If Independence Day and New Year’s Eve fireworks drive your pets crazy or if your pets get anxious when they travel or experience new surroundings, people or pets, you may have considered the use of melatonin for their relief.
What Is Melatonin?
Melatonin is a hormone produced, primarily, in the pineal gland of mammals. Melatonin tells cells and systems throughout the body whether it is dark or light outside and, based on the length of those dark-light cycles, what season of the year it is. In people and other mammals, melatonin levels are high during the darkness of night and low during daytime hours. Thus, for example, in mammals that are not nocturnal (diurnal), high melatonin levels prepare the body and its various systems for and induce sleep. (It has the opposite effect in nocturnal animals.) But, as discussed below, melatonin is about much more than just sleep.
Why Is Melatonin Prescribed for Dogs?
Melatonin is prescribed in both human and veterinary medicine. Humans have been taking melatonin for a long time, but more recently, pet owners and veterinarians have begun using melatonin for dogs and cats.
In other posts we have discussed the many benefits of melatonin to your pet’s physical well-being and sleep, including for treatment of eye conditions; central nervous system disorders such as memory loss, symptoms of Alzheimer’s and Parkinson’s disease and seasonal depression; and coronary disease and high blood pressure. Readers of this blog are also familiar with melatonin’s critical role in the treatment of Cushing’s syndrome and its function as a powerful anti-oxidant. In this post, we highlight some of the benefits of melatonin for your pet’s mental health and well-being.
Every year around this time we get calls and emails from pet owners asking if there is anything they can do about their pet’s anxiety to fireworks displays. We also regularly get questions about generalized anxiety issues and specific situations like when the pet travels or experiences other unfamiliar situations such as a pet sitter, a trip to the vet, a boarding situation, a new member of the family, thunderstorms or loud construction work nearby. Melatonin may help calm the pet in each of these situations. Your veterinarian may recommend melatonin either by itself or in addition to a non-drug treatment or behavioral therapy to help boost the recovery process.

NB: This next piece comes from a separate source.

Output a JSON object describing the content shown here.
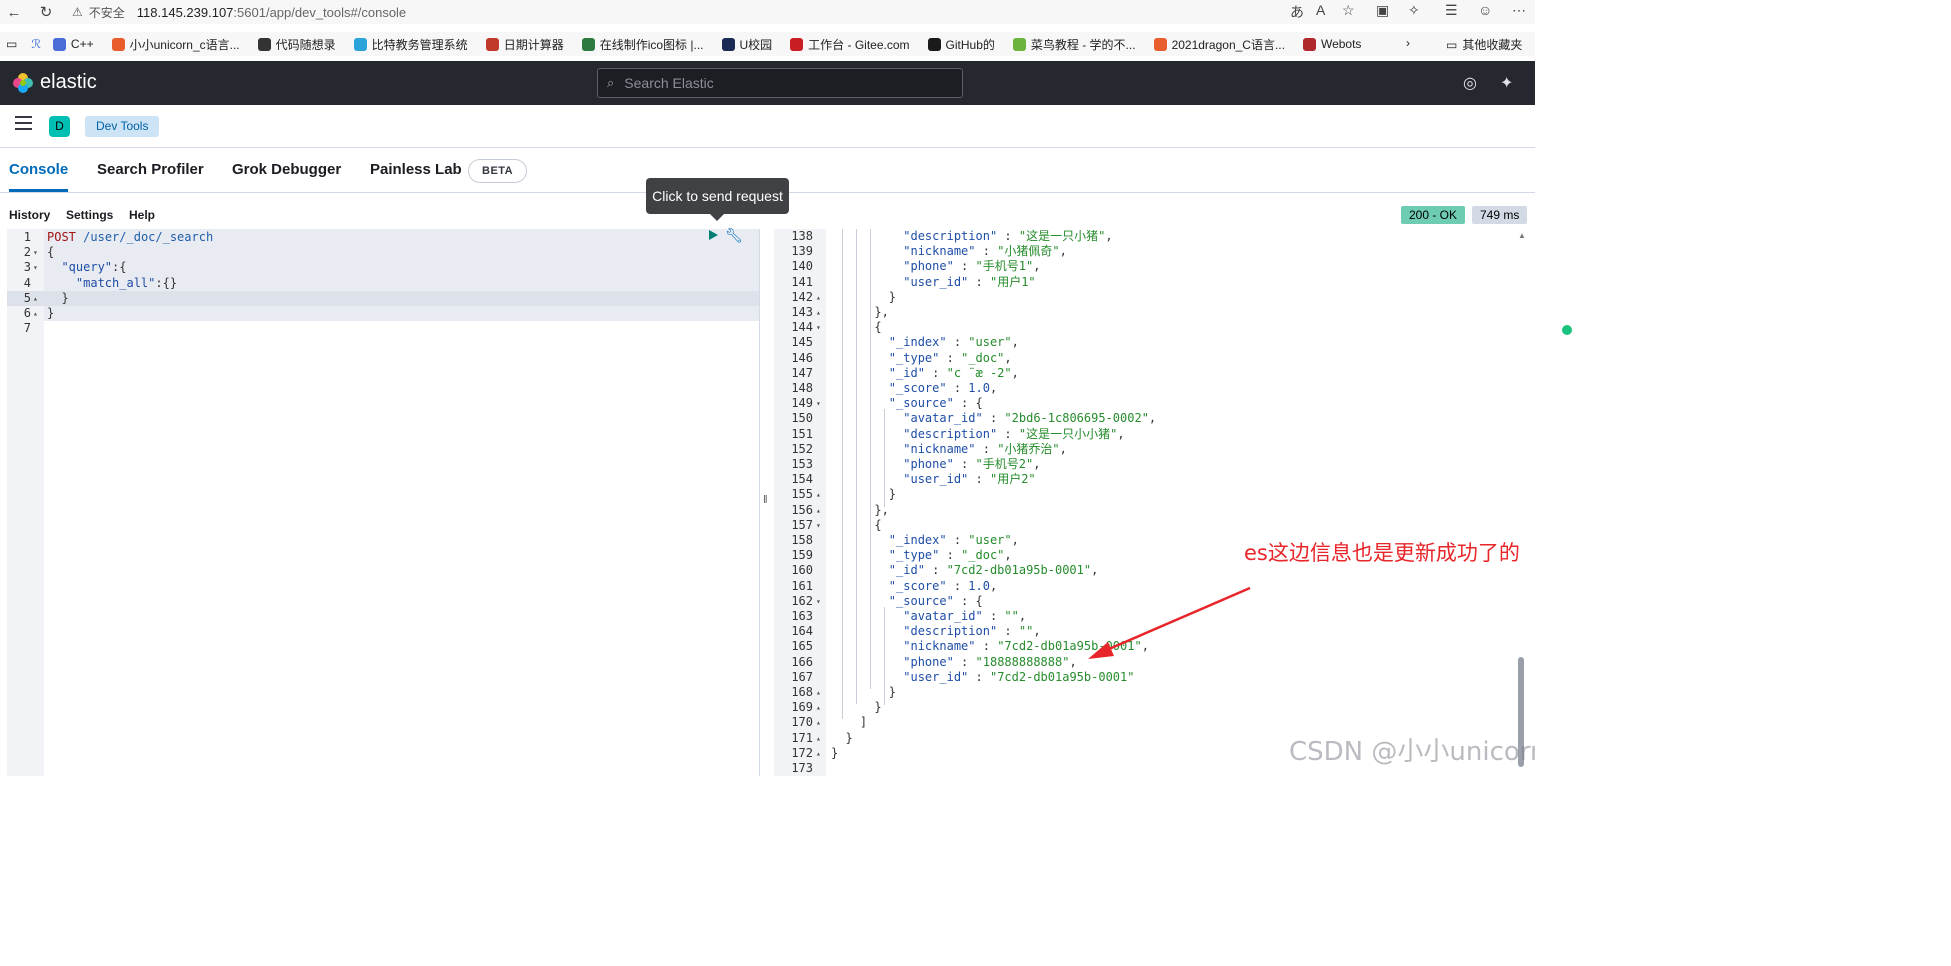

What benefits can melatonin provide?
Melatonin promotes calmness in dogs and cats by reducing stress. Several studies have shown that melatonin effectively treats a range of types of anxiety in dogs and cats.
Too much dopamine may also promote anxiety in dogs and cats. A study conducted by the British Small Animal Veterinary Congress suggests that melatonin suppresses or inhibits dopamine. Thus, melatonin may also calm your pet by reducing dopamine concentrations.
Mood booster and overall health
Melatonin is also a mood booster. It has been shown to stimulate the secretion of serotonin, “the happiness hormone.” Another study suggests that melatonin may be effective for treating depression and for relieving different types of stress.
As we get older, humans, dogs and cats alike produce less and less melatonin. Melatonin supplements are useful to help your older dog or cat get their sleep pattern back. Induction of sleep is essential for senior dogs who have reduced cognitive abilities or blind dogs who cannot see at night.
Can I Give My Dog Melatonin, and Is It Safe?
Most pet owners are aware of the wonders melatonin can perform. However, they wonder if it is safe to give melatonin to their dog or cat? The answer is yes; melatonin itself is safe to give to dogs and cats.
The most common side effects that your dog or cat may experience are fatigue, drowsiness, digestive upset, and sometimes increased heart rate. However, some melatonin supplements (including, unfortunately, some of those marketed specifically for dogs and cats) may contain “inactive” or “other” ingredients that can be harmful to your pet. For example, some contain xylitol, which can be extremely harmful to your dog, even in small doses. Others may contain ingredients that may worsen another condition that your pet has. For example, pets that suffer from insulin dysregulation (including most Cushing’s pets) should avoid supplements that contain sugars and starches such as rice flour or other flours, and dogs on a vegetarian diet will want to avoid gelatin capsules.
One other caution is that in this post we are talking about dogs and cats. Although the hormone itself is present in nearly every living thing (plants included!), melatonin’s specific functions across species can vary dramatically. Your veterinarian can tell you if it is the right choice for your animal.
Melatonin is an excellent supplement to help your dog and cat fight their sleep, cognitive, stress, anxiety and many other problems. However, you should carefully evaluate what other ingredients are added to the melatonin and select a formulation that won’t harm your animal. As with any supplement, you should discuss with your veterinarian if melatonin is right for your pet.